■ **Excerpts from an interface dataset**
Start of Block

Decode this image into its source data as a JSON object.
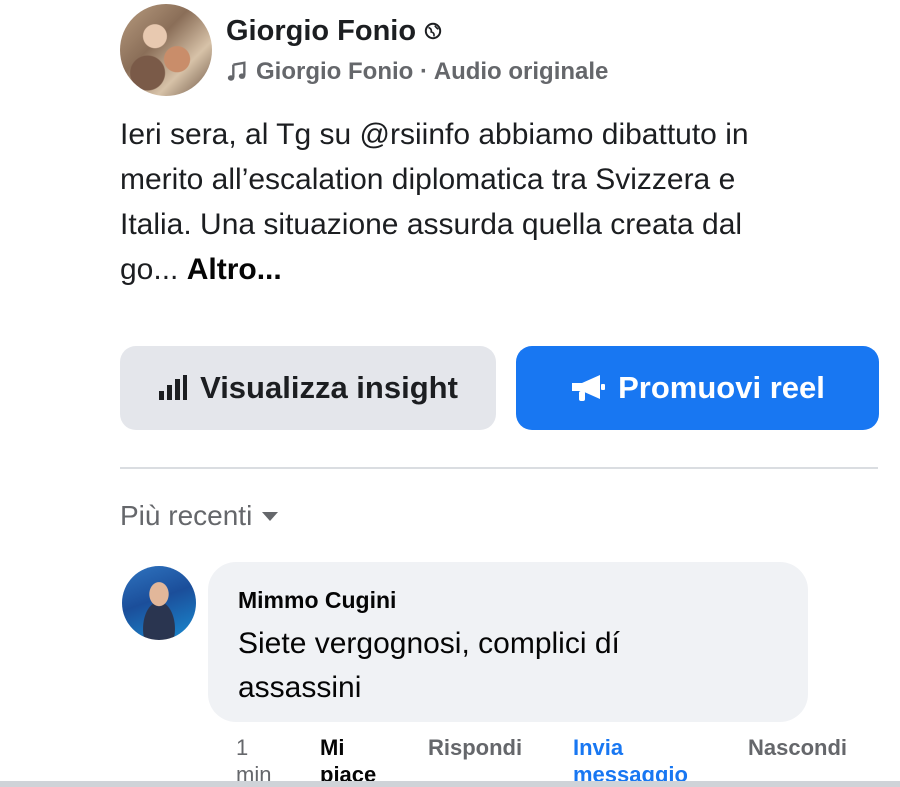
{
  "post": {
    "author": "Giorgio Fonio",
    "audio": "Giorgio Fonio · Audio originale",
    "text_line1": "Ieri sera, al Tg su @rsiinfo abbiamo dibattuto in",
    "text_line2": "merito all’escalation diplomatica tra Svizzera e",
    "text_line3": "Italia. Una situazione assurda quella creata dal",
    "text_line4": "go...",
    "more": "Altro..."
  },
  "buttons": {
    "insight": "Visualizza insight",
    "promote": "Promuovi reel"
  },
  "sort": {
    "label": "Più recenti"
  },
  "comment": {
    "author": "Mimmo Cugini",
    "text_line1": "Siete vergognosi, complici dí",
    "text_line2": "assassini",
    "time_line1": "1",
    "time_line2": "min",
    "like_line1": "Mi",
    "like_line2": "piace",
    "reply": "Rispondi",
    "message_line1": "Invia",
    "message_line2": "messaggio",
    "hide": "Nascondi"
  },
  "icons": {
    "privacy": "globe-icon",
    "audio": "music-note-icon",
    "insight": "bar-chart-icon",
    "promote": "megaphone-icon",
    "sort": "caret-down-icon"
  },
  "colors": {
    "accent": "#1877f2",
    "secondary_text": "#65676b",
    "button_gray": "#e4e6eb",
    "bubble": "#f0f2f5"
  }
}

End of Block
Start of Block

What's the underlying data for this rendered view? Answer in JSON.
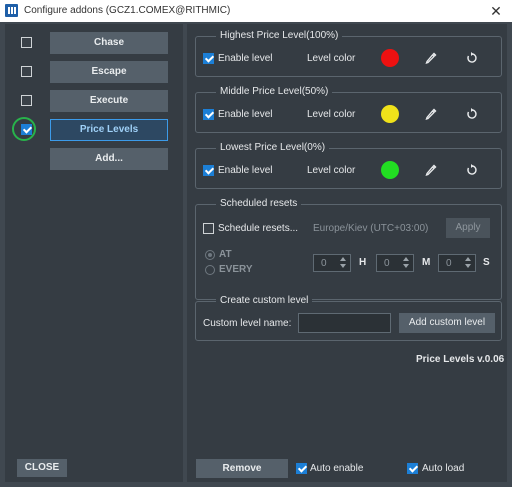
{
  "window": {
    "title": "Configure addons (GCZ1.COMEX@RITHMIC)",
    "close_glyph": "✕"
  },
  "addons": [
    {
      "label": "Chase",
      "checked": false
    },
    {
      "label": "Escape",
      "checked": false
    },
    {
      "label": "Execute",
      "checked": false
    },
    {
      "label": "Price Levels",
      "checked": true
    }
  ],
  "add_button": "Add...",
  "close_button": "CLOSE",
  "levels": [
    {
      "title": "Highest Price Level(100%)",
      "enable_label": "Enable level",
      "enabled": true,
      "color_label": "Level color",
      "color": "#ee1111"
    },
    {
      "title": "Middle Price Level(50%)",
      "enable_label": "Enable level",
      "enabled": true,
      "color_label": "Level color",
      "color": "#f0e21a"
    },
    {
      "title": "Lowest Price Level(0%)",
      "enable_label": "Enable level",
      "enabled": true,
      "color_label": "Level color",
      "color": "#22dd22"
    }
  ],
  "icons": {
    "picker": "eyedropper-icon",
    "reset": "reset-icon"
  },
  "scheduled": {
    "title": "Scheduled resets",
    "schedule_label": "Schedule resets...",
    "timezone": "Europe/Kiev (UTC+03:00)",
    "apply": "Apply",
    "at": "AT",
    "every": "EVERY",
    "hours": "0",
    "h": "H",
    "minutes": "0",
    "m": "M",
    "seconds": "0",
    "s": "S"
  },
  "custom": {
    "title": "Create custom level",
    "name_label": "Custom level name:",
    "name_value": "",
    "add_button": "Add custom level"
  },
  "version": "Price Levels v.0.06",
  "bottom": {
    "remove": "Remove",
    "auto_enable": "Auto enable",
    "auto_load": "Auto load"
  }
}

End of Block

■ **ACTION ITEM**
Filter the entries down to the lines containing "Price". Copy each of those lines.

■ **RESPONSE TO THIS TASK**
      "label": "Price Levels",
      "title": "Highest Price Level(100%)",
      "title": "Middle Price Level(50%)",
      "title": "Lowest Price Level(0%)",
  "version": "Price Levels v.0.06",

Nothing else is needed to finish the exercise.